Yeah, I know who G.K. is. My parents'pastor brings him up all the time in sermons. I like my parents' pastor, so I think I should probably read Chesterton. But I have a long list of stuff I want to read, so it might be awhile.

I agree wtih your thoughts about Serba. Since I work with him, I have another perspective to offer, also. But I'd have to think through it before saying it here. :)

My favorite part of the Journey video is... well, all of it. But especially the comments about the mystery girl. :) And "walking backward through this pile of scrap metal."

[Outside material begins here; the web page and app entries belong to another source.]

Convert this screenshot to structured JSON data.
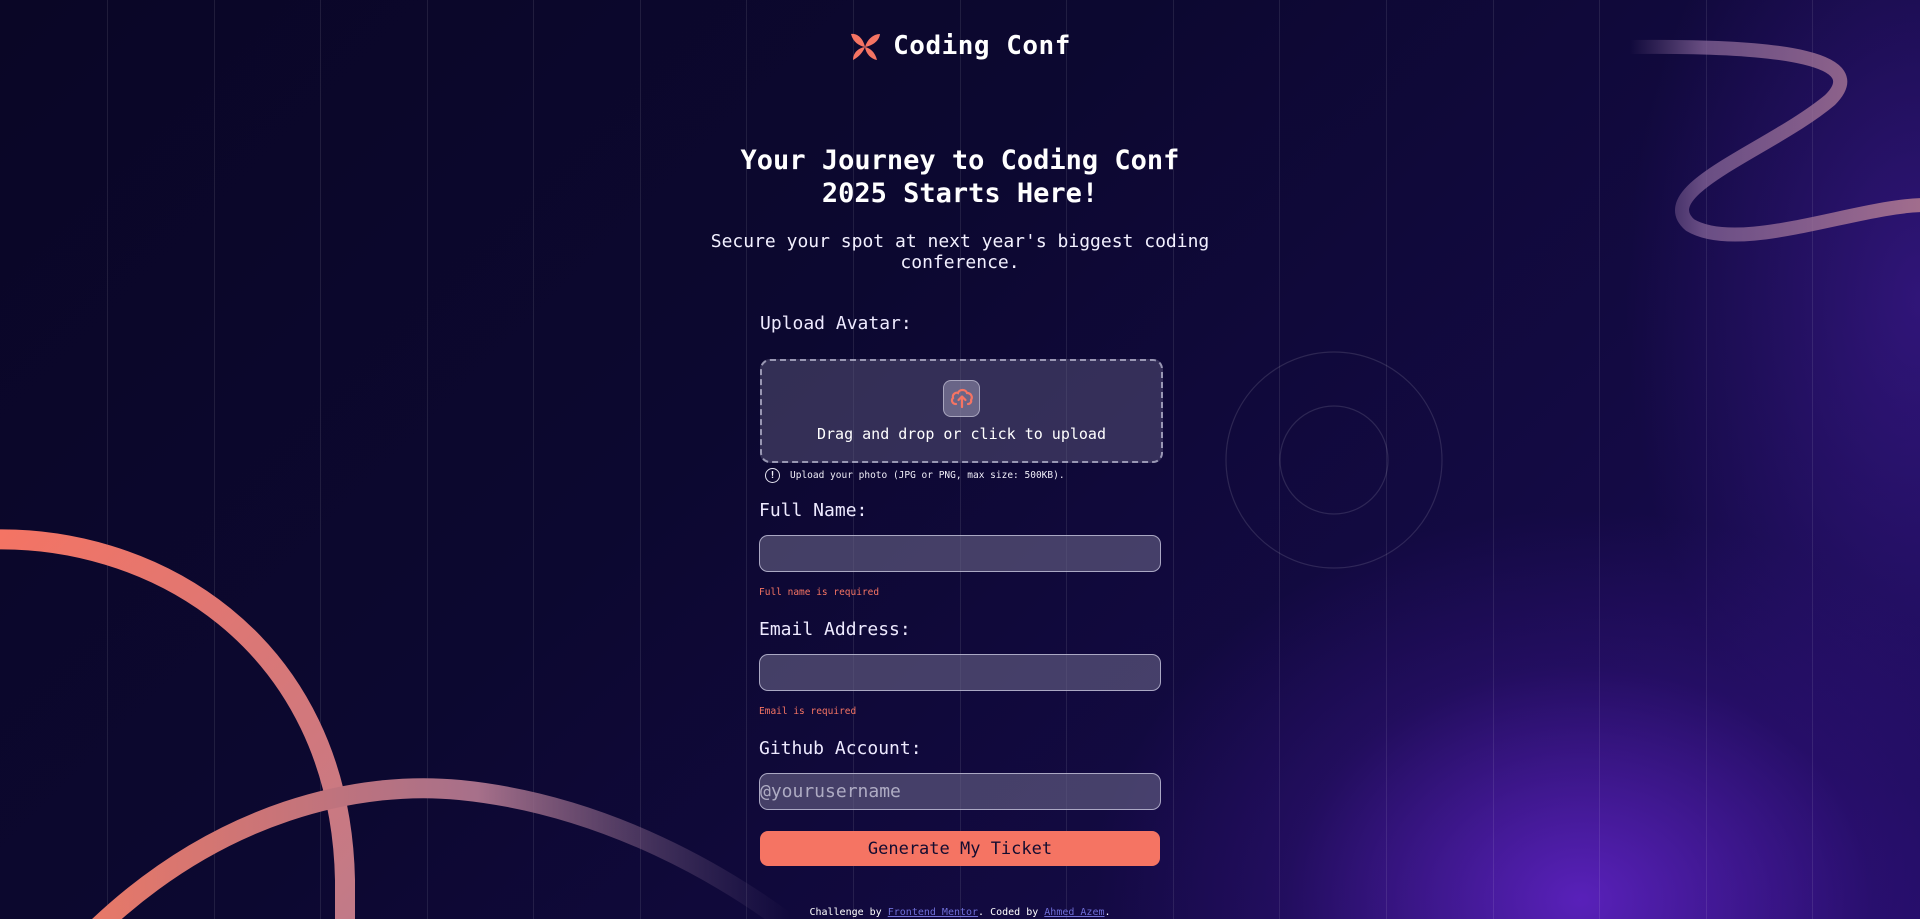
{
  "brand": {
    "name": "Coding Conf",
    "logo_icon": "conf-logo-icon",
    "accent_color": "#f57463"
  },
  "hero": {
    "title": "Your Journey to Coding Conf 2025 Starts Here!",
    "subtitle": "Secure your spot at next year's biggest coding conference."
  },
  "form": {
    "avatar": {
      "label": "Upload Avatar:",
      "dropzone_text": "Drag and drop or click to upload",
      "icon": "upload-cloud-icon",
      "hint": "Upload your photo (JPG or PNG, max size: 500KB)."
    },
    "full_name": {
      "label": "Full Name:",
      "value": "",
      "placeholder": "",
      "error": "Full name is required"
    },
    "email": {
      "label": "Email Address:",
      "value": "",
      "placeholder": "",
      "error": "Email is required"
    },
    "github": {
      "label": "Github Account:",
      "value": "",
      "placeholder": "@yourusername"
    },
    "submit_label": "Generate My Ticket"
  },
  "footer": {
    "prefix": "Challenge by ",
    "challenge_link": "Frontend Mentor",
    "middle": ". Coded by ",
    "author_link": "Ahmed Azem",
    "suffix": "."
  }
}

Gonna be honest, I tried to watch that video right now, but after Opening Line had to stop, because I already knew it was going to be a 10, and I'm at work. Gahh. Bad Rachel.

Interesting thoughts on writing. I thought through my thoughts on that topic the other day (lol), so it's funny you should mention.

Favorite editing moment: They happen every day. I love the jokes my coworkers and I have. And I love the moments when a PRIME opportunity for comedy falls into my lap, and I seize it, and the room explodes into laughter. There is nothing more rewarding except hearing my boss say he appreciates the work I do on the side, in addition to my role as "newsroom clown."

Rachel E. Watson said...

P.S. Do you by any chance also work for Baker Book House as a publicist?

Adam said...

Quick response: Nope, I haven't worked for Baker. Are you trying to get some dirt on Baker? Sorry, couldn't help you. :)

PS, the prime comedy opportunity, yes, like a low-hanging fruit that you can reach and nobody else even sees it yet... [my mouth is watering]

Rachel E. Watson said...

It's watering for fruit, or comedy? lol... maybe you should just go watch some Letterman.

Adam said...

lol, and you will know comedy by its fruit.

Good work on getting the role as "newsroom clown"! The part sounds sort of like the Shakespearean fool--truth to power while keeping everybody laughing?

Okay, I'm interested in your perspective on Serba, so I may have found a solution: I think I see the right Facebook page, so I'll friend you. An added bonus to this is that you see my work history :)

Rachel E. Watson said...